So what: Seattle's stock has been getting hammered this year due, in part, to the wider pullback in the biotech and biopharma industries. The iShares Nasdaq Biotechnology ETF (NASDAQ:IBB) has dropped by more than 17% this year, primarily due to political rhetoric surrounding drug pricing schemes:
As both Seattle's shares and the closely watched IBB ETF rallied in May, though, we may be seeing the beginning of a fundamental change in market sentiment toward the biotech industry.
Now what: Of course, the underlying reason why Seattle's stock took such a beating during the recent biotech downturn is that the company remains cash-flow negative despite growing sales of its antibody-drug conjugate (ADC), Adcetris, as a later-line treatment for classical Hodgkin's lymphoma and systemic anaplastic large cell lymphoma.
The bottom line is that Adcetris' sales haven't lived up to expectations since the drug was approved back in 2011. To remedy this situation, the company is hoping to expand the drug's label to include cutaneous T-cell lymphoma in the near-term.
The good news is that Adcetris' ongoing pivotal trial for cutaneous T-cell lymphoma, known as ALCANZA, should produce top-line data by the third quarter of this year, according to the company's latest update. Beyond that, Seattle has two additional ongoing pivotal-stage trials for Adcetris in both front-line classical Hodgkin lymphoma and front-line mature T-cell lymphoma that are expected to read out over the course of 2017 to 2018.
All told, Seattle does have several clinical catalysts on the horizon for its flagship product Adcetris, along with its other experimental ADCs, implying that its stock could recapture some of its former glory moving forward. Having said that, I'd rather stick to broader biotech plays like the IBB that don't depend so heavily on risky clinical trial readouts.

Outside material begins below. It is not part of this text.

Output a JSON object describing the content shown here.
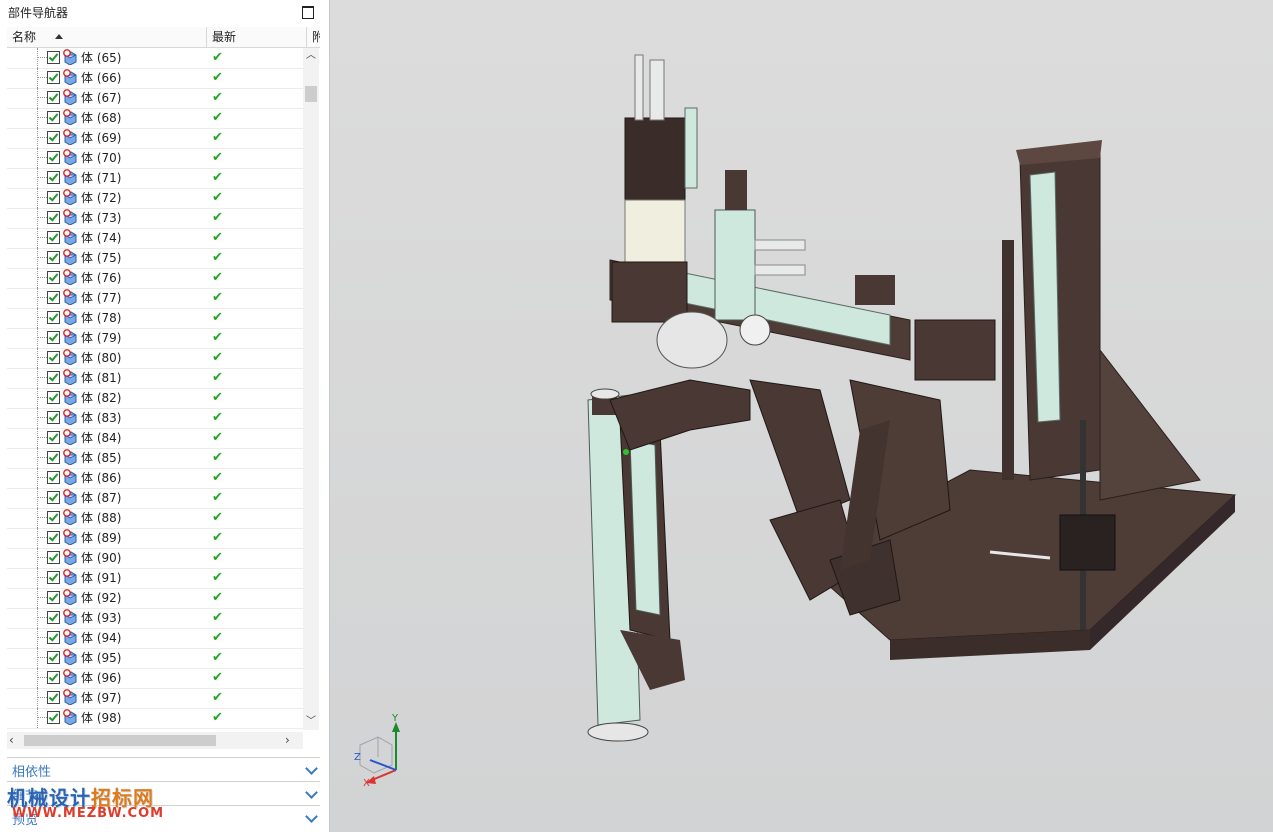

George Budwell owns shares of iShares NASDAQ Biotechnology Index (ETF). The Motley Fool recommends Seattle Genetics. Try any of our Foolish newsletter services free for 30 days. We Fools may not all hold the same opinions, but we all believe that considering a diverse range of insights makes us better investors. The Motley Fool has a disclosure policy.